Data about app and page elements:

^^^^

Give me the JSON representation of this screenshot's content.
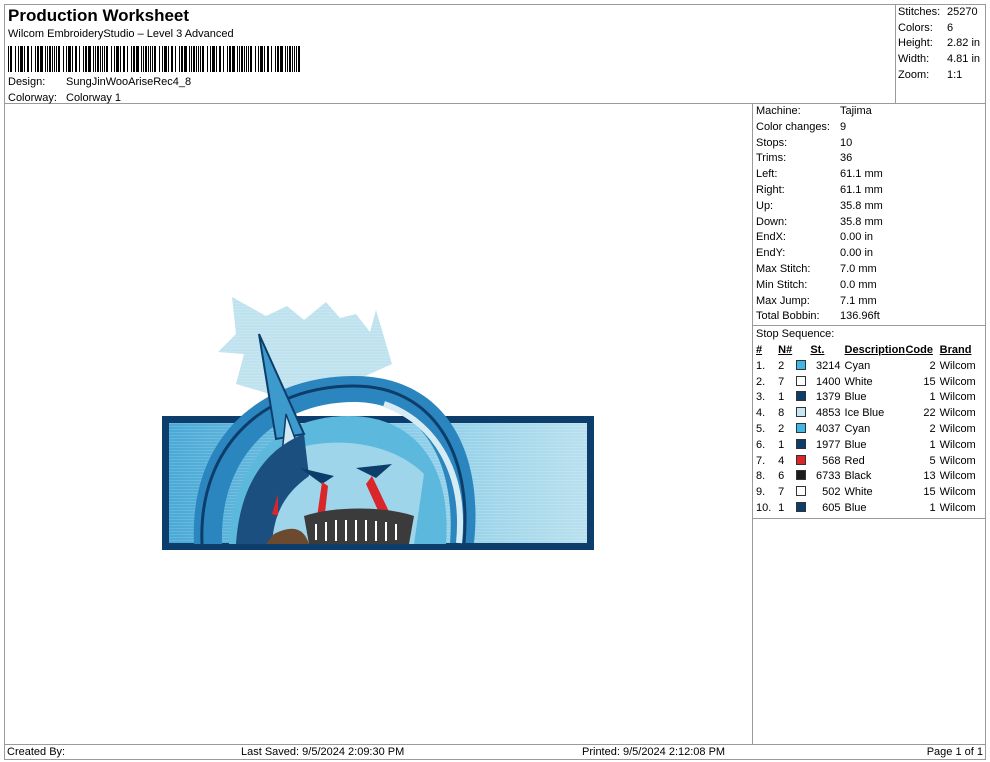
{
  "header": {
    "title": "Production Worksheet",
    "subtitle": "Wilcom EmbroideryStudio – Level 3 Advanced",
    "design_label": "Design:",
    "design_value": "SungJinWooAriseRec4_8",
    "colorway_label": "Colorway:",
    "colorway_value": "Colorway 1"
  },
  "stats": [
    {
      "label": "Stitches:",
      "value": "25270"
    },
    {
      "label": "Colors:",
      "value": "6"
    },
    {
      "label": "Height:",
      "value": "2.82 in"
    },
    {
      "label": "Width:",
      "value": "4.81 in"
    },
    {
      "label": "Zoom:",
      "value": "1:1"
    }
  ],
  "machine_props": [
    {
      "label": "Machine:",
      "value": "Tajima"
    },
    {
      "label": "Color changes:",
      "value": "9"
    },
    {
      "label": "Stops:",
      "value": "10"
    },
    {
      "label": "Trims:",
      "value": "36"
    },
    {
      "label": "Left:",
      "value": "61.1 mm"
    },
    {
      "label": "Right:",
      "value": "61.1 mm"
    },
    {
      "label": "Up:",
      "value": "35.8 mm"
    },
    {
      "label": "Down:",
      "value": "35.8 mm"
    },
    {
      "label": "EndX:",
      "value": "0.00 in"
    },
    {
      "label": "EndY:",
      "value": "0.00 in"
    },
    {
      "label": "Max Stitch:",
      "value": "7.0 mm"
    },
    {
      "label": "Min Stitch:",
      "value": "0.0 mm"
    },
    {
      "label": "Max Jump:",
      "value": "7.1 mm"
    },
    {
      "label": "Total Bobbin:",
      "value": "136.96ft"
    }
  ],
  "stop_sequence": {
    "title": "Stop Sequence:",
    "headers": {
      "idx": "#",
      "n": "N#",
      "st": "St.",
      "desc": "Description",
      "code": "Code",
      "brand": "Brand"
    },
    "rows": [
      {
        "idx": "1.",
        "n": "2",
        "color": "#3fb6e6",
        "st": "3214",
        "desc": "Cyan",
        "code": "2",
        "brand": "Wilcom"
      },
      {
        "idx": "2.",
        "n": "7",
        "color": "#ffffff",
        "st": "1400",
        "desc": "White",
        "code": "15",
        "brand": "Wilcom"
      },
      {
        "idx": "3.",
        "n": "1",
        "color": "#0d3d6b",
        "st": "1379",
        "desc": "Blue",
        "code": "1",
        "brand": "Wilcom"
      },
      {
        "idx": "4.",
        "n": "8",
        "color": "#c6e6f2",
        "st": "4853",
        "desc": "Ice Blue",
        "code": "22",
        "brand": "Wilcom"
      },
      {
        "idx": "5.",
        "n": "2",
        "color": "#3fb6e6",
        "st": "4037",
        "desc": "Cyan",
        "code": "2",
        "brand": "Wilcom"
      },
      {
        "idx": "6.",
        "n": "1",
        "color": "#0d3d6b",
        "st": "1977",
        "desc": "Blue",
        "code": "1",
        "brand": "Wilcom"
      },
      {
        "idx": "7.",
        "n": "4",
        "color": "#d8262b",
        "st": "568",
        "desc": "Red",
        "code": "5",
        "brand": "Wilcom"
      },
      {
        "idx": "8.",
        "n": "6",
        "color": "#1c1c1c",
        "st": "6733",
        "desc": "Black",
        "code": "13",
        "brand": "Wilcom"
      },
      {
        "idx": "9.",
        "n": "7",
        "color": "#ffffff",
        "st": "502",
        "desc": "White",
        "code": "15",
        "brand": "Wilcom"
      },
      {
        "idx": "10.",
        "n": "1",
        "color": "#0d3d6b",
        "st": "605",
        "desc": "Blue",
        "code": "1",
        "brand": "Wilcom"
      }
    ]
  },
  "footer": {
    "created_by": "Created By:",
    "last_saved": "Last Saved: 9/5/2024 2:09:30 PM",
    "printed": "Printed: 9/5/2024 2:12:08 PM",
    "page": "Page 1 of 1"
  }
}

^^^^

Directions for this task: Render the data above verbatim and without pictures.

Answer section:
Give me the JSON representation of this screenshot's content.
{
  "header": {
    "title": "Production Worksheet",
    "subtitle": "Wilcom EmbroideryStudio – Level 3 Advanced",
    "design_label": "Design:",
    "design_value": "SungJinWooAriseRec4_8",
    "colorway_label": "Colorway:",
    "colorway_value": "Colorway 1"
  },
  "stats": [
    {
      "label": "Stitches:",
      "value": "25270"
    },
    {
      "label": "Colors:",
      "value": "6"
    },
    {
      "label": "Height:",
      "value": "2.82 in"
    },
    {
      "label": "Width:",
      "value": "4.81 in"
    },
    {
      "label": "Zoom:",
      "value": "1:1"
    }
  ],
  "machine_props": [
    {
      "label": "Machine:",
      "value": "Tajima"
    },
    {
      "label": "Color changes:",
      "value": "9"
    },
    {
      "label": "Stops:",
      "value": "10"
    },
    {
      "label": "Trims:",
      "value": "36"
    },
    {
      "label": "Left:",
      "value": "61.1 mm"
    },
    {
      "label": "Right:",
      "value": "61.1 mm"
    },
    {
      "label": "Up:",
      "value": "35.8 mm"
    },
    {
      "label": "Down:",
      "value": "35.8 mm"
    },
    {
      "label": "EndX:",
      "value": "0.00 in"
    },
    {
      "label": "EndY:",
      "value": "0.00 in"
    },
    {
      "label": "Max Stitch:",
      "value": "7.0 mm"
    },
    {
      "label": "Min Stitch:",
      "value": "0.0 mm"
    },
    {
      "label": "Max Jump:",
      "value": "7.1 mm"
    },
    {
      "label": "Total Bobbin:",
      "value": "136.96ft"
    }
  ],
  "stop_sequence": {
    "title": "Stop Sequence:",
    "headers": {
      "idx": "#",
      "n": "N#",
      "st": "St.",
      "desc": "Description",
      "code": "Code",
      "brand": "Brand"
    },
    "rows": [
      {
        "idx": "1.",
        "n": "2",
        "color": "#3fb6e6",
        "st": "3214",
        "desc": "Cyan",
        "code": "2",
        "brand": "Wilcom"
      },
      {
        "idx": "2.",
        "n": "7",
        "color": "#ffffff",
        "st": "1400",
        "desc": "White",
        "code": "15",
        "brand": "Wilcom"
      },
      {
        "idx": "3.",
        "n": "1",
        "color": "#0d3d6b",
        "st": "1379",
        "desc": "Blue",
        "code": "1",
        "brand": "Wilcom"
      },
      {
        "idx": "4.",
        "n": "8",
        "color": "#c6e6f2",
        "st": "4853",
        "desc": "Ice Blue",
        "code": "22",
        "brand": "Wilcom"
      },
      {
        "idx": "5.",
        "n": "2",
        "color": "#3fb6e6",
        "st": "4037",
        "desc": "Cyan",
        "code": "2",
        "brand": "Wilcom"
      },
      {
        "idx": "6.",
        "n": "1",
        "color": "#0d3d6b",
        "st": "1977",
        "desc": "Blue",
        "code": "1",
        "brand": "Wilcom"
      },
      {
        "idx": "7.",
        "n": "4",
        "color": "#d8262b",
        "st": "568",
        "desc": "Red",
        "code": "5",
        "brand": "Wilcom"
      },
      {
        "idx": "8.",
        "n": "6",
        "color": "#1c1c1c",
        "st": "6733",
        "desc": "Black",
        "code": "13",
        "brand": "Wilcom"
      },
      {
        "idx": "9.",
        "n": "7",
        "color": "#ffffff",
        "st": "502",
        "desc": "White",
        "code": "15",
        "brand": "Wilcom"
      },
      {
        "idx": "10.",
        "n": "1",
        "color": "#0d3d6b",
        "st": "605",
        "desc": "Blue",
        "code": "1",
        "brand": "Wilcom"
      }
    ]
  },
  "footer": {
    "created_by": "Created By:",
    "last_saved": "Last Saved: 9/5/2024 2:09:30 PM",
    "printed": "Printed: 9/5/2024 2:12:08 PM",
    "page": "Page 1 of 1"
  }
}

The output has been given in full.